App and web page records:

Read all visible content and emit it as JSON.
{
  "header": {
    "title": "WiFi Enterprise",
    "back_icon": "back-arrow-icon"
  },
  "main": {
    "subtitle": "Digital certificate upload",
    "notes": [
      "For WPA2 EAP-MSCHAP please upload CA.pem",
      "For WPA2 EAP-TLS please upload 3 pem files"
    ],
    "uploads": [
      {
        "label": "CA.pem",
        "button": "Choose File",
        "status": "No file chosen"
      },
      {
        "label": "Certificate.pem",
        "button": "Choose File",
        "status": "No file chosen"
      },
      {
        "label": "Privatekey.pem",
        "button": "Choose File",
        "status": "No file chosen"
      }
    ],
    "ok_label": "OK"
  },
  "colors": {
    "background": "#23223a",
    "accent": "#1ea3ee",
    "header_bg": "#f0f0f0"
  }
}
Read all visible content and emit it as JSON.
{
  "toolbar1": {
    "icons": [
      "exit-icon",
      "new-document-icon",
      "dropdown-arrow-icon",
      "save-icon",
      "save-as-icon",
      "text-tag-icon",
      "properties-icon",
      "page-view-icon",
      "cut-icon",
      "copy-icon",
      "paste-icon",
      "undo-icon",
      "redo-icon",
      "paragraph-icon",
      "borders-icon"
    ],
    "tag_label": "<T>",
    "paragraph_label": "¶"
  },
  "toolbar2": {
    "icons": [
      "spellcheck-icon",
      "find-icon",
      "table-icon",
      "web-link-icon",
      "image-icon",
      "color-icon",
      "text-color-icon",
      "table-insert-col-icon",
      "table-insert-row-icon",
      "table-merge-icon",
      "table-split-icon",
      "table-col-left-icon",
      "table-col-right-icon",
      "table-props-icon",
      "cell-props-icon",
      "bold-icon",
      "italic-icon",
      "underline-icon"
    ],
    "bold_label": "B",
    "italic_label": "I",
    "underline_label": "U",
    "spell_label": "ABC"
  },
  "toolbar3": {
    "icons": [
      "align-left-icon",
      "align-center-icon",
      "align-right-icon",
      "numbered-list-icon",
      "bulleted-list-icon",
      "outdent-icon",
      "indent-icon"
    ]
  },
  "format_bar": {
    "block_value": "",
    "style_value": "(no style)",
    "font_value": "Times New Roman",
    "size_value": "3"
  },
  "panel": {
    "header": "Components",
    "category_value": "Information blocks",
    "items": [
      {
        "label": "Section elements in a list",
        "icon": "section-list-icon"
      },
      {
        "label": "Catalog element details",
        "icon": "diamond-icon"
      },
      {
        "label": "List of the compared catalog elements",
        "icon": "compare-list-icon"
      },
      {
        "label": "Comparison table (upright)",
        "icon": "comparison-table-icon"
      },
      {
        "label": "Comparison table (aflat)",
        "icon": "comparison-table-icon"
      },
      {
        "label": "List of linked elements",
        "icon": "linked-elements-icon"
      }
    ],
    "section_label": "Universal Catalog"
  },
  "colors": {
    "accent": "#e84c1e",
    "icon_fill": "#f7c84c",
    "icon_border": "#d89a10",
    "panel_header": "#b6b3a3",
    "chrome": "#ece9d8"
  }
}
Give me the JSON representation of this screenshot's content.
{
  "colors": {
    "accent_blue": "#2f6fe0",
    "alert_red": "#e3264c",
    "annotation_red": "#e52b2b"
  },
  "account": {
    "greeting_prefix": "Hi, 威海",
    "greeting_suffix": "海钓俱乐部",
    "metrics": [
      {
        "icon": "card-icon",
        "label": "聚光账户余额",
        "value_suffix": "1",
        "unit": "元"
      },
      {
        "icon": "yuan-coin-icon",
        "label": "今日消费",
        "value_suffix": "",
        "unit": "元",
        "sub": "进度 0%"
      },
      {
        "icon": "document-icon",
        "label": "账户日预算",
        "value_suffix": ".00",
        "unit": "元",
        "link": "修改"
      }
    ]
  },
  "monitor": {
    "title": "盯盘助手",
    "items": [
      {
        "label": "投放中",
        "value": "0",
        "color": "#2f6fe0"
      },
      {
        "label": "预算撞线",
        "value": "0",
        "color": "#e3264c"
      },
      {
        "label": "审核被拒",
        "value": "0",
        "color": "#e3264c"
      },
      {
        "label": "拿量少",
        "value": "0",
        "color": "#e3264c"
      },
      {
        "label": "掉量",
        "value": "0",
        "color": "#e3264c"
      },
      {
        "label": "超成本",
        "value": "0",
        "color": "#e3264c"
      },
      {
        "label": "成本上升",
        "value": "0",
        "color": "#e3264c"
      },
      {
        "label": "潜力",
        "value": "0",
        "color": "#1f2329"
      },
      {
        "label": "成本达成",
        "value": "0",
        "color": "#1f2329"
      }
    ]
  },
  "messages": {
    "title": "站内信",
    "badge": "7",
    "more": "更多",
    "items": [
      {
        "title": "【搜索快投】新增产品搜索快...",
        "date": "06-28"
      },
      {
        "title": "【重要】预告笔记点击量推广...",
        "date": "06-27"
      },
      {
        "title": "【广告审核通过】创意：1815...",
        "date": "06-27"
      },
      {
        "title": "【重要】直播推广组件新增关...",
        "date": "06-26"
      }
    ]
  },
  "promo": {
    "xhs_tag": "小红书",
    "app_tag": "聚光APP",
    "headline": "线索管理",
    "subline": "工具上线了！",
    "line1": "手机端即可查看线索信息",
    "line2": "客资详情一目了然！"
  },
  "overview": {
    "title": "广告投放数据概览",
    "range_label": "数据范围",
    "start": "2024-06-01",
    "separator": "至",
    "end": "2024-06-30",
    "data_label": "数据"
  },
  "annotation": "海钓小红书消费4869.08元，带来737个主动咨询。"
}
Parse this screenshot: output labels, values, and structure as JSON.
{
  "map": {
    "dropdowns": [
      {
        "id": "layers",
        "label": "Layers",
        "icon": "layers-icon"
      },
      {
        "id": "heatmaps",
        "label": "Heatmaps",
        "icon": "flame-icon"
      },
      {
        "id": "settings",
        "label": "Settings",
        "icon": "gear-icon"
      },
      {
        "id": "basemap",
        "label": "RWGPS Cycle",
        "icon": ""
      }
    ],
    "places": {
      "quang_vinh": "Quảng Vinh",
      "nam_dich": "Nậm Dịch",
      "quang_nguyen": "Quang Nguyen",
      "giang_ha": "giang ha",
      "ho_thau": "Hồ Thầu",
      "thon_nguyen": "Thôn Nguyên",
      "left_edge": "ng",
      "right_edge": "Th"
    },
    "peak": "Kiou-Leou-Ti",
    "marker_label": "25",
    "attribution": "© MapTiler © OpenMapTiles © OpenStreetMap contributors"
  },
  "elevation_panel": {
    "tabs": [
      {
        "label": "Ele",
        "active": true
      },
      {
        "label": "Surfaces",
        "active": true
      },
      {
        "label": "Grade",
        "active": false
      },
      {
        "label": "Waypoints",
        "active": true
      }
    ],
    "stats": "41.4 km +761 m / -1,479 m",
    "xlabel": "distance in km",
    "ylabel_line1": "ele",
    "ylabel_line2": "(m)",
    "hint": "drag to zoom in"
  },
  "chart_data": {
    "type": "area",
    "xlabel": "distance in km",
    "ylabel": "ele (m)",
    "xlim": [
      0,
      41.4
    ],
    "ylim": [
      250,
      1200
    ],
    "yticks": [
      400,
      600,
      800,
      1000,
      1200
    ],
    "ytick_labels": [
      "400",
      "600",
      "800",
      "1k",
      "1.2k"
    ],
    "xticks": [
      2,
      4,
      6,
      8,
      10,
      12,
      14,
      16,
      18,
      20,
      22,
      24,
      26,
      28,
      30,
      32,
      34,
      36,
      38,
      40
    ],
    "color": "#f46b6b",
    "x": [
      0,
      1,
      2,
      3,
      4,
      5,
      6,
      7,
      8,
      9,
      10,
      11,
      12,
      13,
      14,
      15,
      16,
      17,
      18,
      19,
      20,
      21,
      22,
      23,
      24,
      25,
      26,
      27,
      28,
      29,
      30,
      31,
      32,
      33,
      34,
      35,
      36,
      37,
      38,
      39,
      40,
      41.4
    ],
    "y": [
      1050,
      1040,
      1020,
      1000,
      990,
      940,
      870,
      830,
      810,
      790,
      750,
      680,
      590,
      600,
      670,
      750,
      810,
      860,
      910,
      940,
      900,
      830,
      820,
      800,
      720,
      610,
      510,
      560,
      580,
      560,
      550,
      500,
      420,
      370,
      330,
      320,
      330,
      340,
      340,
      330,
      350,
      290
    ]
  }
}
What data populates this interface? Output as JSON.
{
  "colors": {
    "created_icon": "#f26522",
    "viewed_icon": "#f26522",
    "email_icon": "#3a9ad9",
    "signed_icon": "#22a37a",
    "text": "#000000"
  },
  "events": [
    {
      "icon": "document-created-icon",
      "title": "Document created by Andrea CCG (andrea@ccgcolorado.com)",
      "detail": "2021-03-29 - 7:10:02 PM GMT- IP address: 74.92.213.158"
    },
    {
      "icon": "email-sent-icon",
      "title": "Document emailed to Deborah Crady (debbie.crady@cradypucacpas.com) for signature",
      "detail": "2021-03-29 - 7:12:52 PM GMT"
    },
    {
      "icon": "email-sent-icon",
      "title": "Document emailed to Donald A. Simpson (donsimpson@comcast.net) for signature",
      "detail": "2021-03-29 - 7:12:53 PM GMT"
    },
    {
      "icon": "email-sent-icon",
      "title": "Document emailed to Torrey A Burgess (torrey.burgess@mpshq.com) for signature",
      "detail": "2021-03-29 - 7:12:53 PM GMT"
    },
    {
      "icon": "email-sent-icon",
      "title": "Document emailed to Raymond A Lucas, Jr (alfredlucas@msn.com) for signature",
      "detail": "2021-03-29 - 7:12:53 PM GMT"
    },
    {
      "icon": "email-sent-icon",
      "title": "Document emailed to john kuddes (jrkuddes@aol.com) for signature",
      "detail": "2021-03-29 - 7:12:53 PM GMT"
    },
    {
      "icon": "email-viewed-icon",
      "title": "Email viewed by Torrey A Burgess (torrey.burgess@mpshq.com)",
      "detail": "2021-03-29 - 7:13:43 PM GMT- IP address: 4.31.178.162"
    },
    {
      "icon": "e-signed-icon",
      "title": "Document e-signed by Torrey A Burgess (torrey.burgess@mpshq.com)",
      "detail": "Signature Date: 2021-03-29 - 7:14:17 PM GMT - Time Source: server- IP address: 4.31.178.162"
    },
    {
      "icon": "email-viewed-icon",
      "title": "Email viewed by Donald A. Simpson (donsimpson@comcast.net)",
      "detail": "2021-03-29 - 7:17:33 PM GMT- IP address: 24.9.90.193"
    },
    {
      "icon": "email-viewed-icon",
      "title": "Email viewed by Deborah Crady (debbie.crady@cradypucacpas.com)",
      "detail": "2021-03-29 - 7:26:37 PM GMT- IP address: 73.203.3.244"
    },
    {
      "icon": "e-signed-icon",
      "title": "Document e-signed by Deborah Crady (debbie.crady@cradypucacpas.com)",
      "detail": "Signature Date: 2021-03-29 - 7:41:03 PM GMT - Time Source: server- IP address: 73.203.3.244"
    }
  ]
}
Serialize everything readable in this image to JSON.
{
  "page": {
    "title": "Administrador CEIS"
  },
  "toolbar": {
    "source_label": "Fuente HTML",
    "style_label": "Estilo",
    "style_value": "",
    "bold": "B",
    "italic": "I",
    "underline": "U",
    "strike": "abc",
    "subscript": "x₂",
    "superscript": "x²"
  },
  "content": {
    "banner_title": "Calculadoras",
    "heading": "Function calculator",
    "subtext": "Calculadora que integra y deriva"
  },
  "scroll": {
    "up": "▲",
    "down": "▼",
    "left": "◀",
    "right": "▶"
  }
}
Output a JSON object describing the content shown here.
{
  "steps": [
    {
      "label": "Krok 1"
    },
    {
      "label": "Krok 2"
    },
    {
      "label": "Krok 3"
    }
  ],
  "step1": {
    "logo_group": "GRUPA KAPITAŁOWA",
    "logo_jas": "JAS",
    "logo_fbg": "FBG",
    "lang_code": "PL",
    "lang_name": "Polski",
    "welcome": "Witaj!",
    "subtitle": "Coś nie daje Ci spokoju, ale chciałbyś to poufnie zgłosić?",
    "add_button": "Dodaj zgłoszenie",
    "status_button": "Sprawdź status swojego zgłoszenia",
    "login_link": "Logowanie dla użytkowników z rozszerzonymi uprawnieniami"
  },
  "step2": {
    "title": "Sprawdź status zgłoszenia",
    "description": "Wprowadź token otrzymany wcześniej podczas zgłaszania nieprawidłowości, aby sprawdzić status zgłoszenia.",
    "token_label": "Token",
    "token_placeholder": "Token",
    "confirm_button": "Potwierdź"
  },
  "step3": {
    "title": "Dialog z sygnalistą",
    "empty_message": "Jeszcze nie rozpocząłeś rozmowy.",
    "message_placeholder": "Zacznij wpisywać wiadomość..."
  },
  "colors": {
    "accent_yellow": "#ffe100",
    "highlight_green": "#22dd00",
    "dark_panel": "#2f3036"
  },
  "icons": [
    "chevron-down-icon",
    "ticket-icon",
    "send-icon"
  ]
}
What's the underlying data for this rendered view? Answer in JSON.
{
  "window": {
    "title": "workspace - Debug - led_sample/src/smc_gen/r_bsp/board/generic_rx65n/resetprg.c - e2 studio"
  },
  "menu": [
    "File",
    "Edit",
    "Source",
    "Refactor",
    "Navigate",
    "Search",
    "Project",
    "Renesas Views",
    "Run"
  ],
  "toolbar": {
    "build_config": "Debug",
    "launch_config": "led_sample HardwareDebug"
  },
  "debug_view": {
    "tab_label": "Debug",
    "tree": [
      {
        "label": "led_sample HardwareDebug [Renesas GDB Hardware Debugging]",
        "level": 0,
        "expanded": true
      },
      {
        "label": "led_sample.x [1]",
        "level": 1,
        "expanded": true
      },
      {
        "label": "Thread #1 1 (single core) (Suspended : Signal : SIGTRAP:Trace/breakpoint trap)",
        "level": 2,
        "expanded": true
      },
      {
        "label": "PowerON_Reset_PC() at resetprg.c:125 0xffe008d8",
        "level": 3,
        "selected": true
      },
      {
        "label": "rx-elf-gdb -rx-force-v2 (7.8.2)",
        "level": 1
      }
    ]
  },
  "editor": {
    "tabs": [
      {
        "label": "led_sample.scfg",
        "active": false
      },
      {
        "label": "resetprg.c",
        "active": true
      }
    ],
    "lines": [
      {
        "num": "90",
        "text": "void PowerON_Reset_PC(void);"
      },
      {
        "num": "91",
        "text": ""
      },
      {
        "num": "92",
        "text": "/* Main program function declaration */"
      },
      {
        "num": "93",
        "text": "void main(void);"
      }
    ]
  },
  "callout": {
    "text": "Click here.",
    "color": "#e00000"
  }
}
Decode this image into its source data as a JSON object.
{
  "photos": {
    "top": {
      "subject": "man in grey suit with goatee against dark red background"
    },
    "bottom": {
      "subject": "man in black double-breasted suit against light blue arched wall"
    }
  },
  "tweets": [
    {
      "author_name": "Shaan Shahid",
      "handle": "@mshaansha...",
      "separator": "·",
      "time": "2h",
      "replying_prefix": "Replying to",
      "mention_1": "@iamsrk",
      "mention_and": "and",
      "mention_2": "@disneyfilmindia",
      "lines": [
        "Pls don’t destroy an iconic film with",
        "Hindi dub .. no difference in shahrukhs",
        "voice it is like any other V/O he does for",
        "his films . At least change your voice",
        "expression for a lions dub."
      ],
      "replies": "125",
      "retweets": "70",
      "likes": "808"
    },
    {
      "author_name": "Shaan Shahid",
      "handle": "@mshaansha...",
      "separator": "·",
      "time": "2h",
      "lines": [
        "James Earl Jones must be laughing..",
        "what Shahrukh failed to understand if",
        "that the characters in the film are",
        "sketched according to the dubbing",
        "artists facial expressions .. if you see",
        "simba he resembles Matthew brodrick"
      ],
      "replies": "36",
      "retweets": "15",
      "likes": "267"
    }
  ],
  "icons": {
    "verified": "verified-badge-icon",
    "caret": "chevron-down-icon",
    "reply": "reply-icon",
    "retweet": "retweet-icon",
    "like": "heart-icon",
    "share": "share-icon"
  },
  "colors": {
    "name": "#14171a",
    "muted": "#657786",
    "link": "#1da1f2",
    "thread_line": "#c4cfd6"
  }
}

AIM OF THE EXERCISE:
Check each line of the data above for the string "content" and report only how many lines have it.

REPLY:
5